Read what Sarah had to say about her work in the interview below!
Where do you get the dirt you use in your photographs?
I get the dirt for my photographs by scooping dirt from the ground in the parks.
For you, what is it about dirt that makes it the perfect medium to create from?
The challenge to me is tossing this pile of dirt on the table and bringing it to life by carefully shaping it into the selected object. It’s a great medium as the dirt sways anywhere you take it. Of course, it’s not easy, it takes practice and having the artistic skill to draw is helpful in maximizing the output of the image.
How much of the creation process happens after the photos have been taken, and how much of it happens before? (do you make the shapes perfectly out of dirt or edit the shape to perfection digitally later?)
The creation process is uniquely custom made.
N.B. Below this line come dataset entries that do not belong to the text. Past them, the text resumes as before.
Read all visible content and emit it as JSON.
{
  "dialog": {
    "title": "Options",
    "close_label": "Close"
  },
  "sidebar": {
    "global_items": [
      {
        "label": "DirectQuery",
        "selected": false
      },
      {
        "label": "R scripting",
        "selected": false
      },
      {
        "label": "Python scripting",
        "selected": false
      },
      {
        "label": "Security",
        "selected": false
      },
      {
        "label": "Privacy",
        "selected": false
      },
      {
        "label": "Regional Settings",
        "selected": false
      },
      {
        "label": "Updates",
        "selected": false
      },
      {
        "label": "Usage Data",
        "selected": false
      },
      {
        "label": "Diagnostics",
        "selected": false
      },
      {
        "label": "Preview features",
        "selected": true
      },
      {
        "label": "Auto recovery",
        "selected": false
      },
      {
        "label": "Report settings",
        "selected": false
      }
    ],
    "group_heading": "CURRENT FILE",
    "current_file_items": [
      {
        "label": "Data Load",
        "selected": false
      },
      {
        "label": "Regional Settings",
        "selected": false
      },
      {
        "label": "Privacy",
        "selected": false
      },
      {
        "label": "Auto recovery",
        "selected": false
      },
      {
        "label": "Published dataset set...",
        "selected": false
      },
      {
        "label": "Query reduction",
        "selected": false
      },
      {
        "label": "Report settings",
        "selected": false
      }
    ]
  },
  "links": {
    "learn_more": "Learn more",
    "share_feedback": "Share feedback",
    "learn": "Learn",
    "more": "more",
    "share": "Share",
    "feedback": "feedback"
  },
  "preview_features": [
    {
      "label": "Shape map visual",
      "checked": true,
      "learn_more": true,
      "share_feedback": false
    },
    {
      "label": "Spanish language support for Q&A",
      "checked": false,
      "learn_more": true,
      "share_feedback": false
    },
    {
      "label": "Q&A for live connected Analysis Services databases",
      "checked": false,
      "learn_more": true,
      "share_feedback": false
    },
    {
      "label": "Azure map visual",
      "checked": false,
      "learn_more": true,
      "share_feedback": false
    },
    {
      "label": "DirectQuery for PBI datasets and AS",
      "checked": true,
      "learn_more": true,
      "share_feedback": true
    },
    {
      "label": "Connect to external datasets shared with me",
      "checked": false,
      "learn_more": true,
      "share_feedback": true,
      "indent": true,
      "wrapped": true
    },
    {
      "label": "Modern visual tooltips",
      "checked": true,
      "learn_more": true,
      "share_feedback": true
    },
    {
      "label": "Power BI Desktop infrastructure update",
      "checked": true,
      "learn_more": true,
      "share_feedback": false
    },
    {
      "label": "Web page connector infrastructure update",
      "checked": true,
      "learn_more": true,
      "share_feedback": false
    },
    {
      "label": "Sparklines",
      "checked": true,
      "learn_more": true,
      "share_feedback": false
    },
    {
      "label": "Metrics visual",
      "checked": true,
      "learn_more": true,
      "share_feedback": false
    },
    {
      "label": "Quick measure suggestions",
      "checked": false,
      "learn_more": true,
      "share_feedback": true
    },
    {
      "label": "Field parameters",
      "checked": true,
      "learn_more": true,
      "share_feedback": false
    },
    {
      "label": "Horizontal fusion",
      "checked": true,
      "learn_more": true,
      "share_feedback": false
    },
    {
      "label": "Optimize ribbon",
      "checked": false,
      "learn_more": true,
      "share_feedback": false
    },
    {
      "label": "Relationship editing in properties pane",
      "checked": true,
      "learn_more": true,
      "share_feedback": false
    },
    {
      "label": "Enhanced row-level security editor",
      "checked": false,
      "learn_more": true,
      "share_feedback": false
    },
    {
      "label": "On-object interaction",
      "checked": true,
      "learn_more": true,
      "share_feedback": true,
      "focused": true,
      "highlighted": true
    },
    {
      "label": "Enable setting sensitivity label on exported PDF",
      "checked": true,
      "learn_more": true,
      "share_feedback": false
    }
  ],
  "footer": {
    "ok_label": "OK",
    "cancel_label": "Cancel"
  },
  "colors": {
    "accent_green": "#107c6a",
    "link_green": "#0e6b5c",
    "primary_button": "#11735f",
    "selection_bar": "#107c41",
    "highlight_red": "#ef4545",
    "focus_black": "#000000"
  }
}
Everything is handmade using different tools to obtain the desired shape and accessorizing with items found around the house. After that’s done the photo is taken. There is no cropping, or digital enhancements before or after. It’s all real.
What’s your favorite (or a couple of favorites) photograph you’ve created? Who are your art idols?
My favorite photographs are the smoking revolver, little duckling and the tuxedo which I had lots of fun creating. It’s hard to choose a favorite among so many great artists.
See more of Sarah’s work on her website.
The jaw-dropping effects that photo-manipulation technology allows for kind of takes my breath away. Especially the works by Erik Johansson, a photographer and retoucher from Sweden who’s currently working in Berlin. He sees photography as an outlet that allows his ideas to be fully realized, trying to make each image look as realistic as possible.
“I don’t capture moments, I capture ideas,” he says. “I get inspired by things around me in my daily life and all kinds of things I see.”
Watch Erik’s TED Talk for more:
For more of Erik’s work, see his website.
Source: Visual News.
Dave Engledow is recording his daughter’s childhood in a way more creative than most, but then again he is a professional photographer. He calls this series World’s Best Father, and manipulates pictures of him and his daughter doing dangerous things together – the kinds of things people call Child Protective Services about as soon as they’re out the front door.
Keep an eye out for his not-so-deserved World’s Best Father mug that makes an ironic appearance in every scene.
His tiny daughter Alice always has the most adorable expression on her face, while Engledow’s is purposely overdramatic and hilarious, wide-eyed in wonder or weeping like a sad clown might. He endearingly calls her by her full name, Alice Bee, on his Facebook page and writes, “I love photography, and (to paraphrase Garry Winograd) my main drive to shoot is fueled by my eternal curiosity to see what the world looks like in photographs. I am fascinated by light and shadow, form and shape, lines and composition.”
Alice always looks like she’s having a good time though, except in scenes where she’s forced to do chores or fulfill her father’s expectation to raise an Olympic swimmer. Her bright blonde hair is always styled to fit the part too – tied up in cute little buns and ponytails on top of her head, and extra wild when she’s on the loose.
The manipulation on the photos matches the detail put into comprising the scenes too, often with a shiny surreal sheen over them that somehow just makes the scene look more realistic. In one photo he’s scolding her through an iPad even though he’s right across the couch, but Alice doesn’t care because there’s no way she’s eating those peas.
Images from Joe’s Daily, and the artist’s Facebook page. Like his page to keep updated on Alice’s new adventures.